• Task brief:
Would you write out the entries that follow word for word, omitting any images?

• Given information:
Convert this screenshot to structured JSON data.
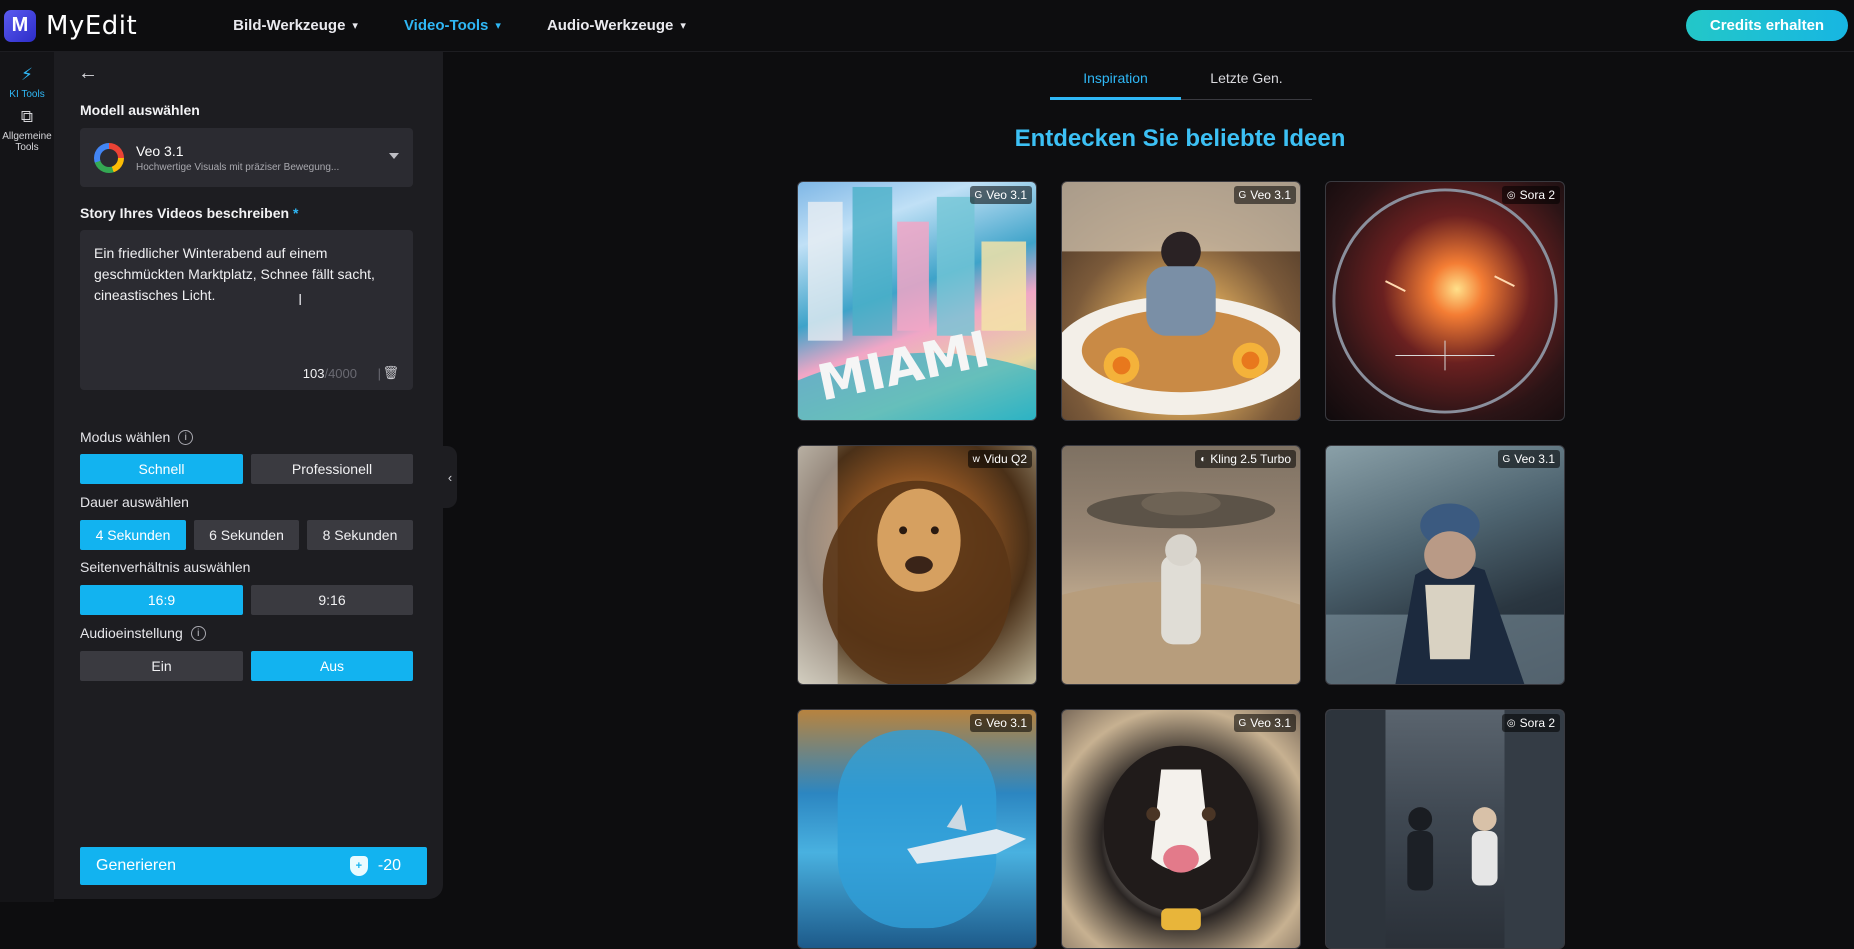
{
  "app": {
    "logo_letter": "M",
    "name": "MyEdit"
  },
  "nav": {
    "items": [
      {
        "label": "Bild-Werkzeuge"
      },
      {
        "label": "Video-Tools"
      },
      {
        "label": "Audio-Werkzeuge"
      }
    ],
    "credits_label": "Credits erhalten"
  },
  "rail": {
    "items": [
      {
        "label": "KI Tools",
        "icon": "magic-wand-icon"
      },
      {
        "label": "Allgemeine Tools",
        "icon": "layers-icon"
      }
    ]
  },
  "panel": {
    "model_label": "Modell auswählen",
    "model_name": "Veo 3.1",
    "model_desc": "Hochwertige Visuals mit präziser Bewegung...",
    "story_label": "Story Ihres Videos beschreiben",
    "required_mark": "*",
    "story_text": "Ein friedlicher Winterabend auf einem geschmückten Marktplatz, Schnee fällt sacht, cineastisches Licht.",
    "char_count": "103",
    "char_max": "/4000",
    "separator": "|",
    "mode_label": "Modus wählen",
    "mode_options": [
      "Schnell",
      "Professionell"
    ],
    "duration_label": "Dauer auswählen",
    "duration_options": [
      "4 Sekunden",
      "6 Sekunden",
      "8 Sekunden"
    ],
    "ratio_label": "Seitenverhältnis auswählen",
    "ratio_options": [
      "16:9",
      "9:16"
    ],
    "audio_label": "Audioeinstellung",
    "audio_options": [
      "Ein",
      "Aus"
    ],
    "generate_label": "Generieren",
    "generate_cost": "-20"
  },
  "main": {
    "tabs": [
      "Inspiration",
      "Letzte Gen."
    ],
    "headline": "Entdecken Sie beliebte Ideen",
    "cards": [
      {
        "model": "Veo 3.1",
        "overlay_text": "MIAMI"
      },
      {
        "model": "Veo 3.1"
      },
      {
        "model": "Sora 2"
      },
      {
        "model": "Vidu Q2"
      },
      {
        "model": "Kling 2.5 Turbo"
      },
      {
        "model": "Veo 3.1"
      },
      {
        "model": "Veo 3.1"
      },
      {
        "model": "Veo 3.1"
      },
      {
        "model": "Sora 2"
      }
    ]
  },
  "colors": {
    "accent": "#12b3f0",
    "credits_gradient_start": "#23c7c8",
    "panel_bg": "#1d1d21",
    "page_bg": "#0d0d0f"
  }
}
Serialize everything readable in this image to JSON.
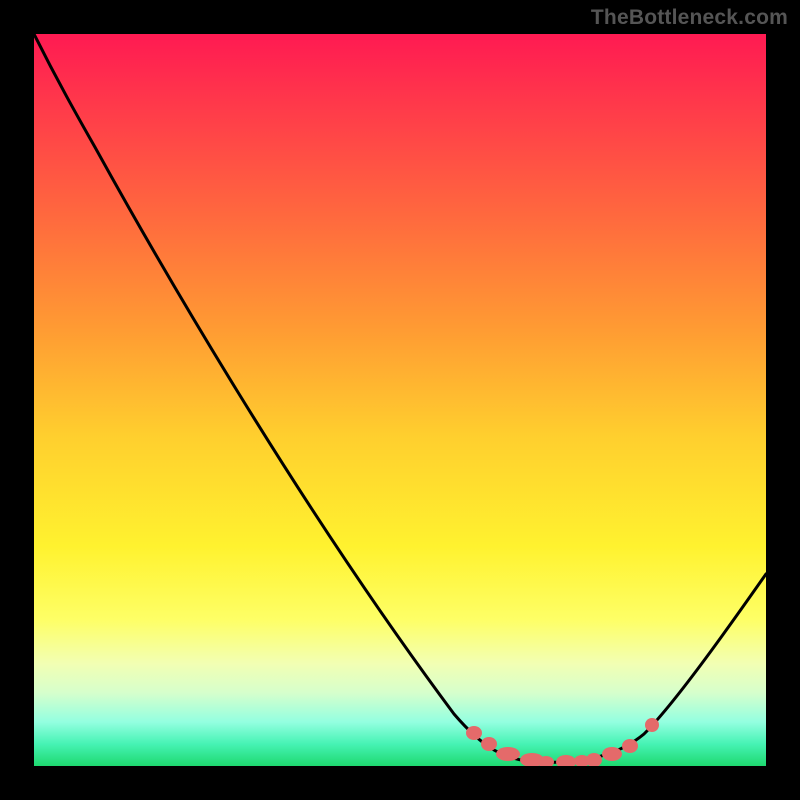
{
  "watermark": "TheBottleneck.com",
  "colors": {
    "background": "#000000",
    "gradient_top": "#ff1a52",
    "gradient_bottom": "#1ed96f",
    "curve": "#000000",
    "datapoints": "#e46a6a",
    "watermark_text": "#555555"
  },
  "chart_data": {
    "type": "line",
    "title": "",
    "xlabel": "",
    "ylabel": "",
    "xlim": [
      0,
      100
    ],
    "ylim": [
      0,
      100
    ],
    "grid": false,
    "legend": false,
    "x": [
      0,
      8,
      16,
      36,
      57,
      63,
      68,
      75,
      82,
      88,
      94,
      100
    ],
    "values": [
      100,
      84,
      70,
      37,
      8,
      3,
      1,
      0,
      1,
      4,
      15,
      26
    ],
    "series": [
      {
        "name": "bottleneck-curve",
        "x": [
          0,
          8,
          16,
          36,
          57,
          63,
          68,
          75,
          82,
          88,
          94,
          100
        ],
        "values": [
          100,
          84,
          70,
          37,
          8,
          3,
          1,
          0,
          1,
          4,
          15,
          26
        ]
      },
      {
        "name": "highlighted-points",
        "x": [
          60,
          62,
          65,
          68,
          70,
          73,
          75,
          77,
          79,
          81,
          84
        ],
        "values": [
          4.5,
          3.0,
          1.6,
          0.8,
          0.5,
          0.5,
          0.6,
          0.8,
          1.6,
          2.7,
          5.6
        ]
      }
    ],
    "background_gradient": {
      "orientation": "vertical",
      "stops": [
        {
          "pos": 0.0,
          "color": "#ff1a52"
        },
        {
          "pos": 0.1,
          "color": "#ff3a4a"
        },
        {
          "pos": 0.25,
          "color": "#ff693e"
        },
        {
          "pos": 0.4,
          "color": "#ff9a33"
        },
        {
          "pos": 0.55,
          "color": "#ffcf2e"
        },
        {
          "pos": 0.7,
          "color": "#fff22f"
        },
        {
          "pos": 0.8,
          "color": "#feff66"
        },
        {
          "pos": 0.86,
          "color": "#f2ffb3"
        },
        {
          "pos": 0.9,
          "color": "#d6ffcc"
        },
        {
          "pos": 0.94,
          "color": "#93ffe0"
        },
        {
          "pos": 0.97,
          "color": "#46f3b4"
        },
        {
          "pos": 1.0,
          "color": "#1ed96f"
        }
      ]
    }
  }
}
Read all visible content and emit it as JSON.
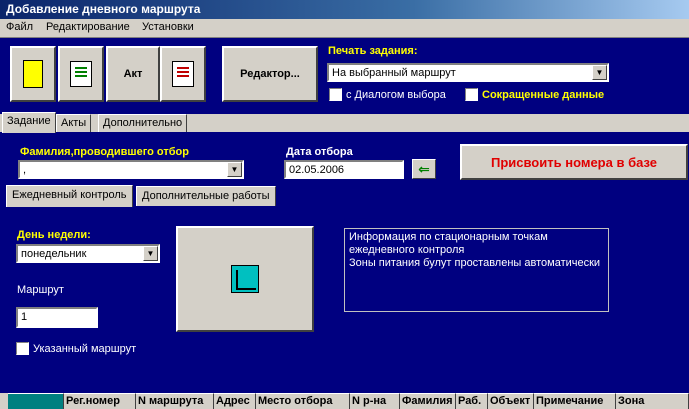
{
  "window": {
    "title": "Добавление  дневного маршрута"
  },
  "menu": [
    "Файл",
    "Редактирование",
    "Установки"
  ],
  "toolbar": {
    "akt_label": "Акт",
    "editor_label": "Редактор...",
    "print_label": "Печать задания:",
    "print_select_value": "На выбранный маршрут",
    "dialog_checkbox": {
      "label": "с Диалогом выбора",
      "checked": false
    },
    "short_checkbox": {
      "label": "Сокращенные данные",
      "checked": false
    }
  },
  "top_tabs": [
    "Задание",
    "Акты",
    "Дополнительно"
  ],
  "form": {
    "surname_label": "Фамилия,проводившего отбор",
    "surname_value": ", ",
    "date_label": "Дата отбора",
    "date_value": "02.05.2006",
    "arrow_glyph": "⇐",
    "assign_button": "Присвоить номера в базе"
  },
  "inner_tabs": [
    "Ежедневный контроль",
    "Дополнительные работы"
  ],
  "daily": {
    "weekday_label": "День недели:",
    "weekday_value": "понедельник",
    "route_label": "Маршрут",
    "route_value": "1",
    "specified_route": {
      "label": "Указанный маршрут",
      "checked": true
    },
    "info_lines": [
      "Информация по стационарным точкам",
      "ежедневного контроля",
      "Зоны питания булут проставлены автоматически"
    ]
  },
  "grid_columns": [
    "",
    "Рег.номер",
    "N маршрута",
    "Адрес",
    "Место отбора",
    "N р-на",
    "Фамилия",
    "Раб.",
    "Объект",
    "Примечание",
    "Зона"
  ],
  "colors": {
    "navy": "#000080",
    "yellow": "#ffff00",
    "red": "#e00000",
    "teal": "#008080"
  }
}
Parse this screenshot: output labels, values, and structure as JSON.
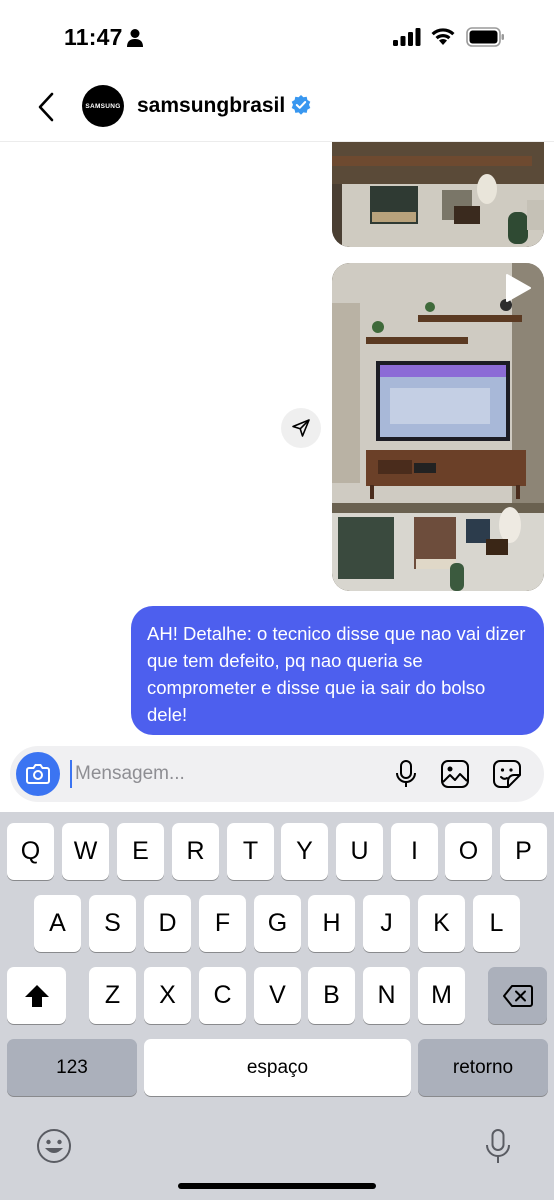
{
  "status_bar": {
    "time": "11:47"
  },
  "header": {
    "avatar_text": "SAMSUNG",
    "name": "samsungbrasil"
  },
  "message": {
    "text": "AH! Detalhe: o tecnico disse que nao vai dizer que tem defeito, pq nao queria se comprometer e disse que ia sair do bolso dele!"
  },
  "composer": {
    "placeholder": "Mensagem..."
  },
  "keyboard": {
    "row1": [
      "Q",
      "W",
      "E",
      "R",
      "T",
      "Y",
      "U",
      "I",
      "O",
      "P"
    ],
    "row2": [
      "A",
      "S",
      "D",
      "F",
      "G",
      "H",
      "J",
      "K",
      "L"
    ],
    "row3": [
      "Z",
      "X",
      "C",
      "V",
      "B",
      "N",
      "M"
    ],
    "numbers_label": "123",
    "space_label": "espaço",
    "return_label": "retorno"
  },
  "colors": {
    "accent": "#4d5fee",
    "camera": "#3b74f2",
    "verified": "#3897f0",
    "keyboard_bg": "#d1d3d9"
  }
}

• Solution for this problem:
Convert this screenshot to structured JSON data.
{
  "app": {
    "logo_letter": "M",
    "name": "MyEdit"
  },
  "nav": {
    "items": [
      {
        "label": "Bild-Werkzeuge"
      },
      {
        "label": "Video-Tools"
      },
      {
        "label": "Audio-Werkzeuge"
      }
    ],
    "credits_label": "Credits erhalten"
  },
  "rail": {
    "items": [
      {
        "label": "KI Tools",
        "icon": "magic-wand-icon"
      },
      {
        "label": "Allgemeine Tools",
        "icon": "layers-icon"
      }
    ]
  },
  "panel": {
    "model_label": "Modell auswählen",
    "model_name": "Veo 3.1",
    "model_desc": "Hochwertige Visuals mit präziser Bewegung...",
    "story_label": "Story Ihres Videos beschreiben",
    "required_mark": "*",
    "story_text": "Ein friedlicher Winterabend auf einem geschmückten Marktplatz, Schnee fällt sacht, cineastisches Licht.",
    "char_count": "103",
    "char_max": "/4000",
    "separator": "|",
    "mode_label": "Modus wählen",
    "mode_options": [
      "Schnell",
      "Professionell"
    ],
    "duration_label": "Dauer auswählen",
    "duration_options": [
      "4 Sekunden",
      "6 Sekunden",
      "8 Sekunden"
    ],
    "ratio_label": "Seitenverhältnis auswählen",
    "ratio_options": [
      "16:9",
      "9:16"
    ],
    "audio_label": "Audioeinstellung",
    "audio_options": [
      "Ein",
      "Aus"
    ],
    "generate_label": "Generieren",
    "generate_cost": "-20"
  },
  "main": {
    "tabs": [
      "Inspiration",
      "Letzte Gen."
    ],
    "headline": "Entdecken Sie beliebte Ideen",
    "cards": [
      {
        "model": "Veo 3.1",
        "overlay_text": "MIAMI"
      },
      {
        "model": "Veo 3.1"
      },
      {
        "model": "Sora 2"
      },
      {
        "model": "Vidu Q2"
      },
      {
        "model": "Kling 2.5 Turbo"
      },
      {
        "model": "Veo 3.1"
      },
      {
        "model": "Veo 3.1"
      },
      {
        "model": "Veo 3.1"
      },
      {
        "model": "Sora 2"
      }
    ]
  },
  "colors": {
    "accent": "#12b3f0",
    "credits_gradient_start": "#23c7c8",
    "panel_bg": "#1d1d21",
    "page_bg": "#0d0d0f"
  }
}
Serialize everything readable in this image to JSON.
{
  "watermark": "TheBottleneck.com",
  "colors": {
    "background": "#000000",
    "gradient_top": "#ff1a52",
    "gradient_bottom": "#1ed96f",
    "curve": "#000000",
    "datapoints": "#e46a6a",
    "watermark_text": "#555555"
  },
  "chart_data": {
    "type": "line",
    "title": "",
    "xlabel": "",
    "ylabel": "",
    "xlim": [
      0,
      100
    ],
    "ylim": [
      0,
      100
    ],
    "grid": false,
    "legend": false,
    "x": [
      0,
      8,
      16,
      36,
      57,
      63,
      68,
      75,
      82,
      88,
      94,
      100
    ],
    "values": [
      100,
      84,
      70,
      37,
      8,
      3,
      1,
      0,
      1,
      4,
      15,
      26
    ],
    "series": [
      {
        "name": "bottleneck-curve",
        "x": [
          0,
          8,
          16,
          36,
          57,
          63,
          68,
          75,
          82,
          88,
          94,
          100
        ],
        "values": [
          100,
          84,
          70,
          37,
          8,
          3,
          1,
          0,
          1,
          4,
          15,
          26
        ]
      },
      {
        "name": "highlighted-points",
        "x": [
          60,
          62,
          65,
          68,
          70,
          73,
          75,
          77,
          79,
          81,
          84
        ],
        "values": [
          4.5,
          3.0,
          1.6,
          0.8,
          0.5,
          0.5,
          0.6,
          0.8,
          1.6,
          2.7,
          5.6
        ]
      }
    ],
    "background_gradient": {
      "orientation": "vertical",
      "stops": [
        {
          "pos": 0.0,
          "color": "#ff1a52"
        },
        {
          "pos": 0.1,
          "color": "#ff3a4a"
        },
        {
          "pos": 0.25,
          "color": "#ff693e"
        },
        {
          "pos": 0.4,
          "color": "#ff9a33"
        },
        {
          "pos": 0.55,
          "color": "#ffcf2e"
        },
        {
          "pos": 0.7,
          "color": "#fff22f"
        },
        {
          "pos": 0.8,
          "color": "#feff66"
        },
        {
          "pos": 0.86,
          "color": "#f2ffb3"
        },
        {
          "pos": 0.9,
          "color": "#d6ffcc"
        },
        {
          "pos": 0.94,
          "color": "#93ffe0"
        },
        {
          "pos": 0.97,
          "color": "#46f3b4"
        },
        {
          "pos": 1.0,
          "color": "#1ed96f"
        }
      ]
    }
  }
}
Read all visible content and emit it as JSON.
{
  "window": {
    "title": "Добавление  дневного маршрута"
  },
  "menu": [
    "Файл",
    "Редактирование",
    "Установки"
  ],
  "toolbar": {
    "akt_label": "Акт",
    "editor_label": "Редактор...",
    "print_label": "Печать задания:",
    "print_select_value": "На выбранный маршрут",
    "dialog_checkbox": {
      "label": "с Диалогом выбора",
      "checked": false
    },
    "short_checkbox": {
      "label": "Сокращенные данные",
      "checked": false
    }
  },
  "top_tabs": [
    "Задание",
    "Акты",
    "Дополнительно"
  ],
  "form": {
    "surname_label": "Фамилия,проводившего отбор",
    "surname_value": ", ",
    "date_label": "Дата отбора",
    "date_value": "02.05.2006",
    "arrow_glyph": "⇐",
    "assign_button": "Присвоить номера в базе"
  },
  "inner_tabs": [
    "Ежедневный контроль",
    "Дополнительные работы"
  ],
  "daily": {
    "weekday_label": "День недели:",
    "weekday_value": "понедельник",
    "route_label": "Маршрут",
    "route_value": "1",
    "specified_route": {
      "label": "Указанный маршрут",
      "checked": true
    },
    "info_lines": [
      "Информация по стационарным точкам",
      "ежедневного контроля",
      "Зоны питания булут проставлены автоматически"
    ]
  },
  "grid_columns": [
    "",
    "Рег.номер",
    "N маршрута",
    "Адрес",
    "Место отбора",
    "N р-на",
    "Фамилия",
    "Раб.",
    "Объект",
    "Примечание",
    "Зона"
  ],
  "colors": {
    "navy": "#000080",
    "yellow": "#ffff00",
    "red": "#e00000",
    "teal": "#008080"
  }
}
Parse this screenshot: output labels, values, and structure as JSON.
{
  "status_bar": {
    "time": "11:47"
  },
  "header": {
    "avatar_text": "SAMSUNG",
    "name": "samsungbrasil"
  },
  "message": {
    "text": "AH! Detalhe: o tecnico disse que nao vai dizer que tem defeito, pq nao queria se comprometer e disse que ia sair do bolso dele!"
  },
  "composer": {
    "placeholder": "Mensagem..."
  },
  "keyboard": {
    "row1": [
      "Q",
      "W",
      "E",
      "R",
      "T",
      "Y",
      "U",
      "I",
      "O",
      "P"
    ],
    "row2": [
      "A",
      "S",
      "D",
      "F",
      "G",
      "H",
      "J",
      "K",
      "L"
    ],
    "row3": [
      "Z",
      "X",
      "C",
      "V",
      "B",
      "N",
      "M"
    ],
    "numbers_label": "123",
    "space_label": "espaço",
    "return_label": "retorno"
  },
  "colors": {
    "accent": "#4d5fee",
    "camera": "#3b74f2",
    "verified": "#3897f0",
    "keyboard_bg": "#d1d3d9"
  }
}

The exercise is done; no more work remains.